A reaffirmation agreement is an agreement between a chapter 7 debtor and a creditor that the debtor will pay all or a portion of the money owed, even though the debtor has filed bankruptcy. In return, the creditor promises that, as long as payments are made, the creditor will not repossess or take back its collateral. This means that the debtor will remain personally liable on that debt. See also Bankruptcy Basics – The Chapter 7 Discharge.

Authority:

Local Rule 4008-1 sets forth requirements for reaffirmation agreements in this court. Usually the filing of a reaffirmation agreement doesn’t require any notice, hearing or order, unless:

a. The debtor is not represented by an attorney in his or her bankruptcy case (but if you have a lawyer and he or she doesn’t sign your reaffirmation agreement the court will set a hearing);

b. The reaffirmation agreement shows that the debtor’s expenses are larger than the debtor’s income and the court decides a hearing is necessary. If the reaffirmation agreement does not include the required explanation why the debtor feels he or she can make the payments the court will usually set the matter for a hearing.

An attorney who files a petition on behalf of a debtor must also represent the debtor during the negotiation and filing of any reaffirmation agreement, whether or not the attorney has charged the debtor a fee that includes representation for the reaffirmation. Further, the attorney must appear at any hearings set on the reaffirmation agreement [refer to Local Rule 4008-1(D), Duties of Debtor's Counsel]. Reaffirmation agreements must contain the original (scanned) signatures of all required parties (the debtor(s), the creditor and, if the debtor is represented by a lawyer, the lawyer). If the reaffirmation agreement is missing any of the required information or signatures, it is possible the court will not approve the reaffirmation agreement or the court will set a hearing.

Reaffirmation Agreements filed in pro se debtor cases (meaning the debtor is not represented by an attorney) will always be scheduled for a hearing to make sure the debtor understands what are the consequences of a reaffirmation agreement, that the agreement is voluntary, and to determine whether the debtor has the ability to maintain payments on the debt being reaffirmed and/or whether the reaffirmation agreement is in the debtor’s best interest.

All judges permit debtors appearing pro se to appear by telephone for hearings on reaffirmation agreements. Please check the assigned judge’s web page for additional information regarding telephonic appearances.

Forms:
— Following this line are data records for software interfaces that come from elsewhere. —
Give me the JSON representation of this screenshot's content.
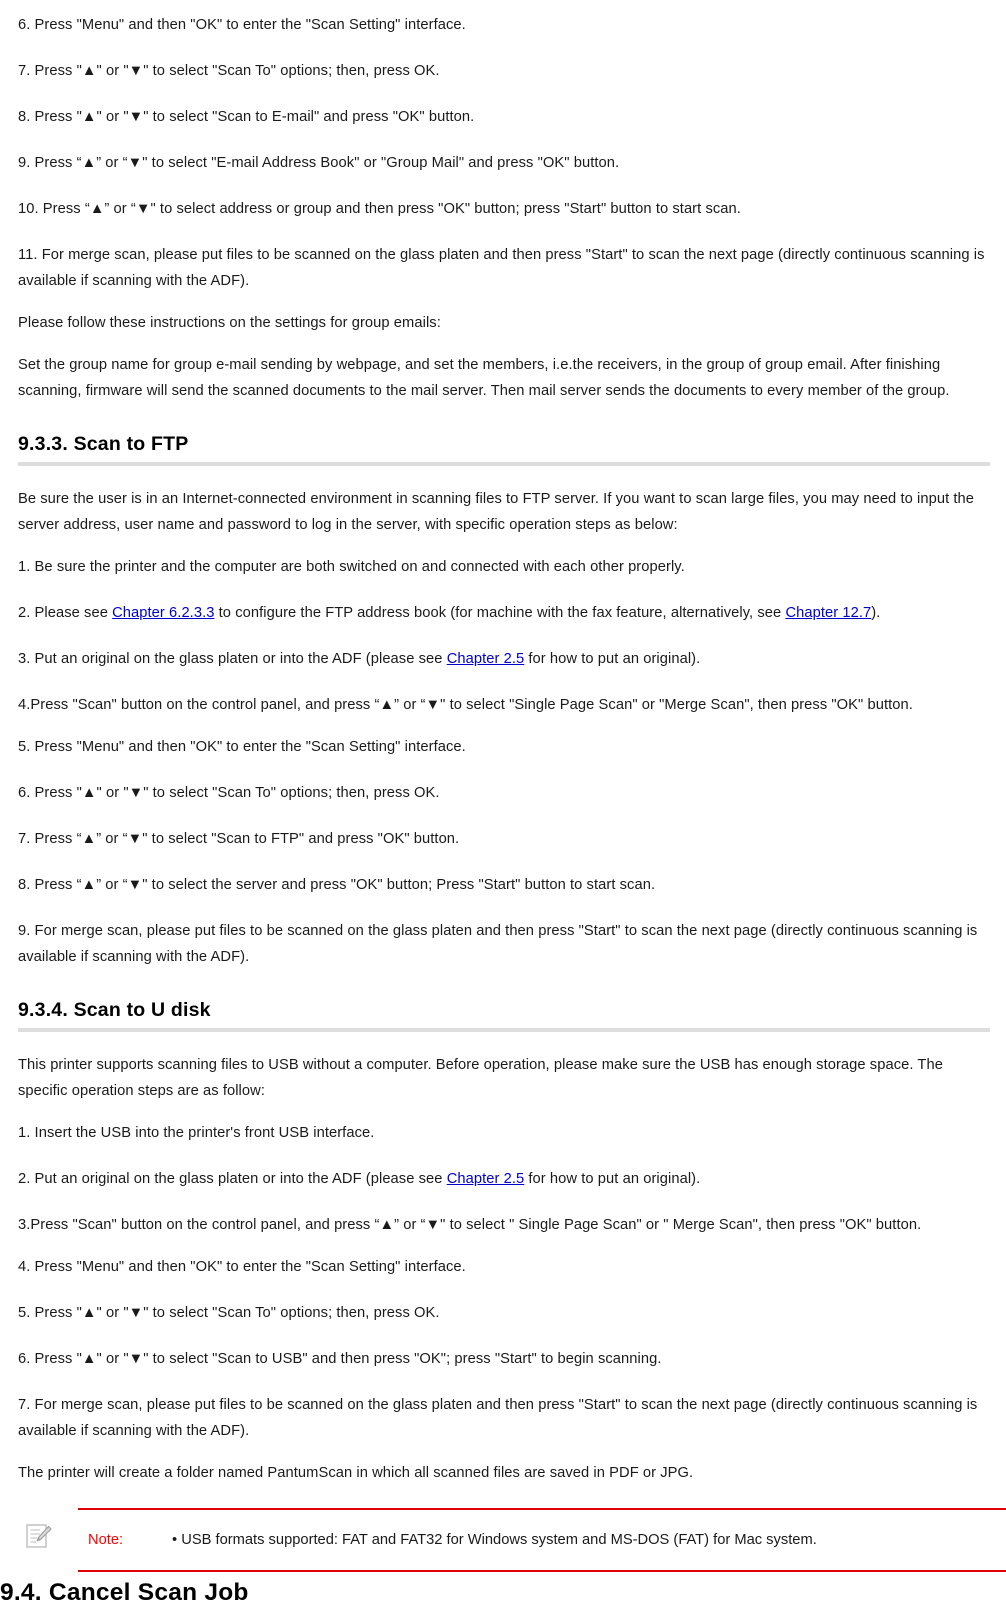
{
  "document": {
    "paragraphs_top": [
      "6. Press \"Menu\" and then \"OK\" to enter the \"Scan Setting\" interface.",
      "7. Press \"▲\" or \"▼\" to select \"Scan To\" options; then, press OK.",
      "8. Press \"▲\" or \"▼\" to select \"Scan to E-mail\" and press \"OK\" button.",
      "9. Press “▲” or “▼\" to select \"E-mail Address Book\" or \"Group Mail\" and press \"OK\" button.",
      "10. Press “▲” or “▼\" to select address or group and then press \"OK\" button; press \"Start\" button to start scan.",
      "11. For merge scan, please put files to be scanned on the glass platen and then press \"Start\" to scan the next page (directly continuous scanning is available if scanning with the ADF).",
      "Please follow these instructions on the settings for group emails:",
      "Set the group name for group e-mail sending by webpage, and set the members, i.e.the receivers, in the group of group email. After finishing scanning, firmware will send the scanned documents to the mail server. Then mail server sends the documents to every member of the group."
    ],
    "section_ftp": {
      "heading": "9.3.3. Scan to FTP",
      "intro": "Be sure the user is in an Internet-connected environment in scanning files to FTP server. If you want to scan large files, you may need to input the server address, user name and password to log in the server, with specific operation steps as below:",
      "step1": "1. Be sure the printer and the computer are both switched on and connected with each other properly.",
      "step2_a": "2. Please see ",
      "step2_link1": "Chapter 6.2.3.3",
      "step2_b": " to configure the FTP address book (for machine with the fax feature, alternatively, see ",
      "step2_link2": "Chapter 12.7",
      "step2_c": ").",
      "step3_a": "3. Put an original on the glass platen or into the ADF (please see ",
      "step3_link": "Chapter 2.5",
      "step3_b": " for how to put an original).",
      "step4": "4.Press \"Scan\" button on the control panel, and press “▲” or “▼\" to select \"Single Page Scan\" or \"Merge Scan\", then press \"OK\" button.",
      "step5": "5. Press \"Menu\" and then \"OK\" to enter the \"Scan Setting\" interface.",
      "step6": "6. Press \"▲\" or \"▼\" to select \"Scan To\" options; then, press OK.",
      "step7": "7. Press “▲” or “▼\" to select \"Scan to FTP\" and press \"OK\" button.",
      "step8": "8. Press “▲” or “▼\" to select the server and press \"OK\" button; Press \"Start\" button to start scan.",
      "step9": "9. For merge scan, please put files to be scanned on the glass platen and then press \"Start\" to scan the next page (directly continuous scanning is available if scanning with the ADF)."
    },
    "section_udisk": {
      "heading": "9.3.4. Scan to U disk",
      "intro": "This printer supports scanning files to USB without a computer. Before operation, please make sure the USB has enough storage space. The specific operation steps are as follow:",
      "step1": "1. Insert the USB into the printer's front USB interface.",
      "step2_a": "2. Put an original on the glass platen or into the ADF (please see ",
      "step2_link": "Chapter 2.5",
      "step2_b": " for how to put an original).",
      "step3": "3.Press \"Scan\" button on the control panel, and press “▲” or “▼\" to select \" Single Page Scan\" or \" Merge Scan\", then press \"OK\" button.",
      "step4": "4. Press \"Menu\" and then \"OK\" to enter the \"Scan Setting\" interface.",
      "step5": "5. Press \"▲\" or \"▼\" to select \"Scan To\" options; then, press OK.",
      "step6": "6. Press \"▲\" or \"▼\" to select \"Scan to USB\" and then press \"OK\"; press \"Start\" to begin scanning.",
      "step7": "7. For merge scan, please put files to be scanned on the glass platen and then press \"Start\" to scan the next page (directly continuous scanning is available if scanning with the ADF).",
      "folder_note": "The printer will create a folder named PantumScan in which all scanned files are saved in PDF or JPG."
    },
    "note": {
      "icon": "note-pencil-icon",
      "label": "Note:",
      "text": "• USB formats supported: FAT and FAT32 for Windows system and MS-DOS (FAT) for Mac system."
    },
    "bottom_heading": "9.4. Cancel Scan Job",
    "colors": {
      "link": "#0000cc",
      "note_red": "#ff0000",
      "rule_gray": "#dddddd",
      "text": "#1a1a1a"
    }
  }
}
A Reaffirmation Agreement must be filed using Official Bankruptcy Form Reaffirmation Agreememt Cover Sheet and other Reaffirmation Agreement Form(s), when applicable.